Washington welcomes back its top seven scorers, including all five starters, from a team that finished second in the Pac-10 and reached the NCAA tournament for the first time since 1999. Add two new key additions to the mix, and this veteran Husky team has the look of a conference champion.
"We've talked about our youth the last two years," said third-year coach Lorenzo Romar. "This year, we're not youthful."
The Huskies received a major boost in the offseason when standout guard Nate Robinson removed his name from the NBA Draft and opted to return to school.
FRONTCOURTBobby Jones, Mike Jensen and Hakeem Rollins will be counted on to boost the inside play with stronger rebounding.
Jones led the team in offensive rebounds last season and has the best all-around game of the three primary frontcourt players. Romar calls Jones "Mr. Intangible" because he does so much more than what shows up on the stat sheet.
Jensen came on strong during the Huskies' late-season surge and will be expected to pick up where he left off. He has the ability to make 3-pointers (24-of-58, 41 percent last year) and could see his scoring average (7.6) increase as he takes on a larger role in the offense.
Rollins, who ranked fifth in the Pac-10 in blocked shots (1.2), will again be one of the first players off the bench.
The Huskies plan to find playing time for newcomers Jamaal Williams and Joel Smith, a pair of talented small forwards. Williams sat out last season after transferring from New Mexico, where he averaged 11.3 points and 5.1 rebounds as a sophomore. He is strong around the glass and should boost Washington's rebounding. Smith, a freshman, has the ability to play right away if Romar can find a spot for him in a deep lineup.
BACKCOURTThe 5-foot-9 Robinson, who came to Washington on a football scholarship, has earned the nickname "Nate the Great" because of his ability to take over games with his scoring, defense and enthusiasm.
"He's a potential All-America candidate," Romar said. "He's a guy our guys feed off of in terms of energy."

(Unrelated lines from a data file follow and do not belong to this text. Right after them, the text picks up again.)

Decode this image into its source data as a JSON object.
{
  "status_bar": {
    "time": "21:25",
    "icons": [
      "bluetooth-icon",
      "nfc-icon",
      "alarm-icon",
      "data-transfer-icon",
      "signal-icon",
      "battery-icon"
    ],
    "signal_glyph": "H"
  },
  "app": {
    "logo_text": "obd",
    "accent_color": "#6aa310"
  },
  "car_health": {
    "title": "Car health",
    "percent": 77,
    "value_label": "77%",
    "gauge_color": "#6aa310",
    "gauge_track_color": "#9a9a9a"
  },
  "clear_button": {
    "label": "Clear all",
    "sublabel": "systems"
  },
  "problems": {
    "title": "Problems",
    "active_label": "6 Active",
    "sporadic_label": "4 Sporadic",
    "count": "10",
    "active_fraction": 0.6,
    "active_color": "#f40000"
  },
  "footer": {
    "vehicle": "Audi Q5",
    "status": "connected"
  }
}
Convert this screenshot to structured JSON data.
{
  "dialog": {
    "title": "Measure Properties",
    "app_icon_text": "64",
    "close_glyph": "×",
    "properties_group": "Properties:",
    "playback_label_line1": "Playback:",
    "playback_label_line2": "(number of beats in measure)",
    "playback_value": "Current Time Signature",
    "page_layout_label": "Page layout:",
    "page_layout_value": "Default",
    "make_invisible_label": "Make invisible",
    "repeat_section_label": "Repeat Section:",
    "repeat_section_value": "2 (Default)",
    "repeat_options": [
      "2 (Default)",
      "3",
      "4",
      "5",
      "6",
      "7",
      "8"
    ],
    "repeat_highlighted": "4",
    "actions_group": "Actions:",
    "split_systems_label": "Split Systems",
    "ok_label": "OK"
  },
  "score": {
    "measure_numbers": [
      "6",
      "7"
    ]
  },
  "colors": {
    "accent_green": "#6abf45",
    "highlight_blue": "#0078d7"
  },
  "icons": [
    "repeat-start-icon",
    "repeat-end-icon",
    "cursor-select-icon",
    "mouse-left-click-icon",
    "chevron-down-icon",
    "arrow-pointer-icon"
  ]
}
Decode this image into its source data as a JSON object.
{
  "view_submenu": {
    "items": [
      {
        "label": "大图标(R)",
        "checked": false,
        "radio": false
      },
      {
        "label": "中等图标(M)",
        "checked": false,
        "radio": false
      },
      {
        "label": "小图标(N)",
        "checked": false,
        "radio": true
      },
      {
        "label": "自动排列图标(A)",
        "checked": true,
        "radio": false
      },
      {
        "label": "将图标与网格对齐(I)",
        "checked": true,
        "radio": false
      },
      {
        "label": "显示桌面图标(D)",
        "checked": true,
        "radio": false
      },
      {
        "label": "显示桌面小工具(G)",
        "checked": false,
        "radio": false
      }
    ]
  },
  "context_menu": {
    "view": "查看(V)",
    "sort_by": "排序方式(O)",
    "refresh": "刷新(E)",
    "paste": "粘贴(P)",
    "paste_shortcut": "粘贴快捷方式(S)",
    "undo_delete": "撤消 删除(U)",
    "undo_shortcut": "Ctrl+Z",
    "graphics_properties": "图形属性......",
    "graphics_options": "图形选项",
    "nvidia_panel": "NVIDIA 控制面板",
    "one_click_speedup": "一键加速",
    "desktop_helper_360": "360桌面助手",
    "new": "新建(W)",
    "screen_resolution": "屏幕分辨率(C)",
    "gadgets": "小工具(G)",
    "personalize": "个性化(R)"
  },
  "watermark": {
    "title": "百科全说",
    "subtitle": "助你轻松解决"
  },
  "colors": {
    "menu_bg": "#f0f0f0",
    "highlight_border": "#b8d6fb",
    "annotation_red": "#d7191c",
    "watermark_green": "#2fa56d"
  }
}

Robinson will have plenty of support in the three-guard attack from fellow starters Brandon Roy and Will Conroy and key reserve Tre Simmons.
Roy, a local product, emerged as a consistent scoring threat in his first full season in a Washington uniform. He was second on the team in scoring (12.9 ppg) and led the club in rebounding (5.3 rpg).
"I anticipate him having a big year for us," Romar said. "He'll have the ball in his hands quite a bit."
Though Robinson can, and often does, handle the point, Conroy is the Huskies' primary playmaker. A former walk-on, Conroy has improved each year of his career and has shown the ability to hit key buckets late in games.
Simmons, a former junior college transfer, thrives in transition on a team that loves to get up and down the court.
"He could be our most improved player," Romar said. "He could have a big-time year for us."
Finding enough playing time to keep everyone happy in the backcourt could be a problem, but Romar puts the pressure on the players to figure that out.
"If they produce, they'll tell us who should be playing," Romar said.
FINAL ANALYSISThere has never been this much hype surrounding Husky basketball, a program that usually plays in the shadow of the school's football team. Washington is loaded, and Robinson hopes to be the Jameer Nelson of the 2004-05 season after delaying his entry into the NBA.
The Huskies started 0-5 in conference last year before winning 12 of their next 13, but a slow start shouldn't be a problem this season. Their potent three-guard attack, combined with an improved inside game, should put them in the thick of the Pac-10 title chase all season long.